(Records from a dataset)

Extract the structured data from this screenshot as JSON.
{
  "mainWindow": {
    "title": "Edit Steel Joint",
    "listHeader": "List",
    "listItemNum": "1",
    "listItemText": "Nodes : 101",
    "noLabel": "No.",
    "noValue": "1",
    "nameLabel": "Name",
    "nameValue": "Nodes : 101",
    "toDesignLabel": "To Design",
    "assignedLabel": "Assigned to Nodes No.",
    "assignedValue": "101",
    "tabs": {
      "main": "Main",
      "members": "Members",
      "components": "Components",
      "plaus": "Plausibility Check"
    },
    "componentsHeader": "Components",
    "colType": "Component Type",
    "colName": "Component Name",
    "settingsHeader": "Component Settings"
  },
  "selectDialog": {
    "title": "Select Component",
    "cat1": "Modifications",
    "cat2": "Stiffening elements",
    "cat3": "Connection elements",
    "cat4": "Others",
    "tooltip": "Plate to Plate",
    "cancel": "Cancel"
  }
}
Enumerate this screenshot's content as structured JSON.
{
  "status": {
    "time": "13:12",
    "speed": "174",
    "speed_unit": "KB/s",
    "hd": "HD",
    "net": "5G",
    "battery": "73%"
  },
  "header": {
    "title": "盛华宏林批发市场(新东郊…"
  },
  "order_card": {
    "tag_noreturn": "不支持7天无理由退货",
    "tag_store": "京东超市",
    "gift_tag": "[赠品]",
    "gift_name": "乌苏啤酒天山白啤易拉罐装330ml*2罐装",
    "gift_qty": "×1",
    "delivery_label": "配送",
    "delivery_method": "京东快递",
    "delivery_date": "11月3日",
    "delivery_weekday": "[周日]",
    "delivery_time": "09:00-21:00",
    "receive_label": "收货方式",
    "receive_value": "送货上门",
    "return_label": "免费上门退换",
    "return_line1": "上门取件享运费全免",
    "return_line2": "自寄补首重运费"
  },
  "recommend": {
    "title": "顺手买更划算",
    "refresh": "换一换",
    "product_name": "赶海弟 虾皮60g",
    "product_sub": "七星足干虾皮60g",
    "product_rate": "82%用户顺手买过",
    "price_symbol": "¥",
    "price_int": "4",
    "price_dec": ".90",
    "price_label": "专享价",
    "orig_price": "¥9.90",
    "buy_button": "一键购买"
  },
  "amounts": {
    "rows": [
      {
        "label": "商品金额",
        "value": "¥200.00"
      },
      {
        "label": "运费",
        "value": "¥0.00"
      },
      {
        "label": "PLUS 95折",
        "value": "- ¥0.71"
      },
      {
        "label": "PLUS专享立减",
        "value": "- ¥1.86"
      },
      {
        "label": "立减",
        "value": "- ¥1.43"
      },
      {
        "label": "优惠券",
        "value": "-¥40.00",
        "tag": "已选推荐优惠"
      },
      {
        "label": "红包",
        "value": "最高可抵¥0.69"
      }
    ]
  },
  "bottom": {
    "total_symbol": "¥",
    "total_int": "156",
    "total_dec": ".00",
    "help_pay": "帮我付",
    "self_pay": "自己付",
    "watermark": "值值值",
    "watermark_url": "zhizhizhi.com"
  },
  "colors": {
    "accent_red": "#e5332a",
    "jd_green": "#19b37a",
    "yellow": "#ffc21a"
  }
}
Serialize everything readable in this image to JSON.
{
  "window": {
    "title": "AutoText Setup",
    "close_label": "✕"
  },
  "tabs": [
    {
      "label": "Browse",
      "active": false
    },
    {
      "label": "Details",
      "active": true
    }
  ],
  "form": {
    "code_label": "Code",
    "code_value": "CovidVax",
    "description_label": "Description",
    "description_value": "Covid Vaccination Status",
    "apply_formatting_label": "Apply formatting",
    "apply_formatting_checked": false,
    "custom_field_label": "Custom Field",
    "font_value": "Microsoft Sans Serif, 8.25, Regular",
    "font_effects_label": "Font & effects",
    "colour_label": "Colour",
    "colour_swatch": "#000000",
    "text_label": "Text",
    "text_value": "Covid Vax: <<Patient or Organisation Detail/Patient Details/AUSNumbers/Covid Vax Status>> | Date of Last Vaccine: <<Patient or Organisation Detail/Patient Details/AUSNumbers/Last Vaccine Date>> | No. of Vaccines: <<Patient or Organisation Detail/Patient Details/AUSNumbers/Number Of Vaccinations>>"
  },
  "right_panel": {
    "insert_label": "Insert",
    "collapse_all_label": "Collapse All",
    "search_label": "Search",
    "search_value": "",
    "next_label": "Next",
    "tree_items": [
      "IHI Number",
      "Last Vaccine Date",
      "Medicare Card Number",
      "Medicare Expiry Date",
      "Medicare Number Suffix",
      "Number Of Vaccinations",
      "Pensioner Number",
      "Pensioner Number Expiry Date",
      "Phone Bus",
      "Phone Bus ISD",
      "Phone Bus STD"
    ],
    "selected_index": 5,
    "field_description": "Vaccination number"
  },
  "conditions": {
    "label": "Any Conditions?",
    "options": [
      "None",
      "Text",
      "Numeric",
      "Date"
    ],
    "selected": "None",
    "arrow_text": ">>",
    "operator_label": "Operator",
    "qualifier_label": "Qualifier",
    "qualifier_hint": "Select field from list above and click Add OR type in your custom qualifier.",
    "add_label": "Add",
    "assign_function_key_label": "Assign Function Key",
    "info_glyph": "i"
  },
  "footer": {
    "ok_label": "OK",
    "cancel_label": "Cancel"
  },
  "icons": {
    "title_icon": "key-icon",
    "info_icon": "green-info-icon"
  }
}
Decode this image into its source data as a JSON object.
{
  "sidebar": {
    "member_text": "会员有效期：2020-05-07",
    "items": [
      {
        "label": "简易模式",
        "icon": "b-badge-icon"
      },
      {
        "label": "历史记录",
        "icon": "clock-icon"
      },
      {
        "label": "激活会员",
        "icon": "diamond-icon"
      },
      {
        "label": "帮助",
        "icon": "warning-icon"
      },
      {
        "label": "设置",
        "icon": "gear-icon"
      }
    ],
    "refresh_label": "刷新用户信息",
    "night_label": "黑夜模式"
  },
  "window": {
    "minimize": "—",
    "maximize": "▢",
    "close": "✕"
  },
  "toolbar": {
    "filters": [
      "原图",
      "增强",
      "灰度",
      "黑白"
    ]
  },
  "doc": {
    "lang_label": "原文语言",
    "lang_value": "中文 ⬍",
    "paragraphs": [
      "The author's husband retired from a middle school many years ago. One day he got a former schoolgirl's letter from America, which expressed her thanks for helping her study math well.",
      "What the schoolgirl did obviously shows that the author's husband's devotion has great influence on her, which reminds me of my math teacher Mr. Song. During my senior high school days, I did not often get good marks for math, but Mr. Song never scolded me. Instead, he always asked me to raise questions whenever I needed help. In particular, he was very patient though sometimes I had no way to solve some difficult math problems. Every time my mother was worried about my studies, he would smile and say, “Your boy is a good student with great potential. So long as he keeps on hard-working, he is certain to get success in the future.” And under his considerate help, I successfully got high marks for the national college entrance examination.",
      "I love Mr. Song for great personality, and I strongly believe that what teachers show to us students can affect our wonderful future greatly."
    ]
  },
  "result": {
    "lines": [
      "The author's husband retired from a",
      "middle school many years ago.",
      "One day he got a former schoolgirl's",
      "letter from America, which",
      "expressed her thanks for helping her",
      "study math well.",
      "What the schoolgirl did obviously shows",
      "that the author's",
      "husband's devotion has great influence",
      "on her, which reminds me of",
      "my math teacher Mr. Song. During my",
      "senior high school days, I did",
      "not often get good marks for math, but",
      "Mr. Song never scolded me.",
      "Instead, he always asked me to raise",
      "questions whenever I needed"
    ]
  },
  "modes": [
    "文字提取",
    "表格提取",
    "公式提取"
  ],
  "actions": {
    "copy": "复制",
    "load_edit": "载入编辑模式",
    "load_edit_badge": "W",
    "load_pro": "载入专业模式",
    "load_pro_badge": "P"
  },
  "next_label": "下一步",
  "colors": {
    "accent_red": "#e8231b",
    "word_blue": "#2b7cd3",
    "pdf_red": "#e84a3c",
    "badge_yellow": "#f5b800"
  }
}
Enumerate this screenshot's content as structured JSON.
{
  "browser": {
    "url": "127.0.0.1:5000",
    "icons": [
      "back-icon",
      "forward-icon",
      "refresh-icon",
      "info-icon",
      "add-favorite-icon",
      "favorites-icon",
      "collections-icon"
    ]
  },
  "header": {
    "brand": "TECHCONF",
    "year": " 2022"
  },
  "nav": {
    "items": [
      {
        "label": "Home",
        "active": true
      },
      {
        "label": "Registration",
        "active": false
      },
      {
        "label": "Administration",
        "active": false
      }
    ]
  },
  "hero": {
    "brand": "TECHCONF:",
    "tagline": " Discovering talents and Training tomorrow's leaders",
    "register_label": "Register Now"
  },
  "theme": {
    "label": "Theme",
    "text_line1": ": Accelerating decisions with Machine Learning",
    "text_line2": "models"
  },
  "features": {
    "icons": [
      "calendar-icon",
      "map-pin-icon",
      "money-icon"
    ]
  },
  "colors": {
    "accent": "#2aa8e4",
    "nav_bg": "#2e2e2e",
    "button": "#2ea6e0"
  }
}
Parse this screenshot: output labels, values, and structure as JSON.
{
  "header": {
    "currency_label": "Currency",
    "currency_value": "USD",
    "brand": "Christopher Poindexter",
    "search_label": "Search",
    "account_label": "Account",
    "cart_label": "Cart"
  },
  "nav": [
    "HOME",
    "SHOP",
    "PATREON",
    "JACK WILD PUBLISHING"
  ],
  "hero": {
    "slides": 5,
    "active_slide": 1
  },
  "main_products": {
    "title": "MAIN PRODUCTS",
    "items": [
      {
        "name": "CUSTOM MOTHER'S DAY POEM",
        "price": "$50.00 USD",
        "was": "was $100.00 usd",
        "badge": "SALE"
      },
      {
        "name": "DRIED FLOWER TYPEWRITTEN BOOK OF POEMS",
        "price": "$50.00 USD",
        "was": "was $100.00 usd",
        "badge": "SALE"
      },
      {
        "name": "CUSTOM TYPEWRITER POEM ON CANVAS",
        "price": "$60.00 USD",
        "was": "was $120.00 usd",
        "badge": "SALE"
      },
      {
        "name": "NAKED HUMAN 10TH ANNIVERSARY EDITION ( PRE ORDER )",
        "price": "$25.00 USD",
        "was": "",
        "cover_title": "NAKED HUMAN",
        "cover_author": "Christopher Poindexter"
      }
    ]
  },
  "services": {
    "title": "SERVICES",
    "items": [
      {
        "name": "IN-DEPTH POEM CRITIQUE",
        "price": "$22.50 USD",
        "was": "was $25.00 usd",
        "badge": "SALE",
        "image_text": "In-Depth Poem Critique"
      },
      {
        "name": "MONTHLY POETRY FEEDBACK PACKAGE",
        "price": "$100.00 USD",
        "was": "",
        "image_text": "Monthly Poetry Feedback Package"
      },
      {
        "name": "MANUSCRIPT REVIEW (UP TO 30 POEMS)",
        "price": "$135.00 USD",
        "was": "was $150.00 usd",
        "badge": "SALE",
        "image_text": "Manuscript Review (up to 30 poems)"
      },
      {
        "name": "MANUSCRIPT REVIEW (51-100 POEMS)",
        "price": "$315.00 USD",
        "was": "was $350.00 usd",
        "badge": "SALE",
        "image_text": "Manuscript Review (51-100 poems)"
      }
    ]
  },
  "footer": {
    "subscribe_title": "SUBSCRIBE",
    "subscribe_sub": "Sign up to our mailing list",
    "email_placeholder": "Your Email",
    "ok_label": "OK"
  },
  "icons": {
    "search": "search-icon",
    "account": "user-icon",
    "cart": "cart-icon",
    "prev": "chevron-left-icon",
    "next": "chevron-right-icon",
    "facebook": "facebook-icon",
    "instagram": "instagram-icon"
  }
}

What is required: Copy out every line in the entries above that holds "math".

Answer to this task:
      "The author's husband retired from a middle school many years ago. One day he got a former schoolgirl's letter from America, which expressed her thanks for helping her study math well.",
      "What the schoolgirl did obviously shows that the author's husband's devotion has great influence on her, which reminds me of my math teacher Mr. Song. During my senior high school days, I did not often get good marks for math, but Mr. Song never scolded me. Instead, he always asked me to raise questions whenever I needed help. In particular, he was very patient though sometimes I had no way to solve some difficult math problems. Every time my mother was worried about my studies, he would smile and say, “Your boy is a good student with great potential. So long as he keeps on hard-working, he is certain to get success in the future.” And under his considerate help, I successfully got high marks for the national college entrance examination.",
      "study math well.",
      "my math teacher Mr. Song. During my",
      "not often get good marks for math, but",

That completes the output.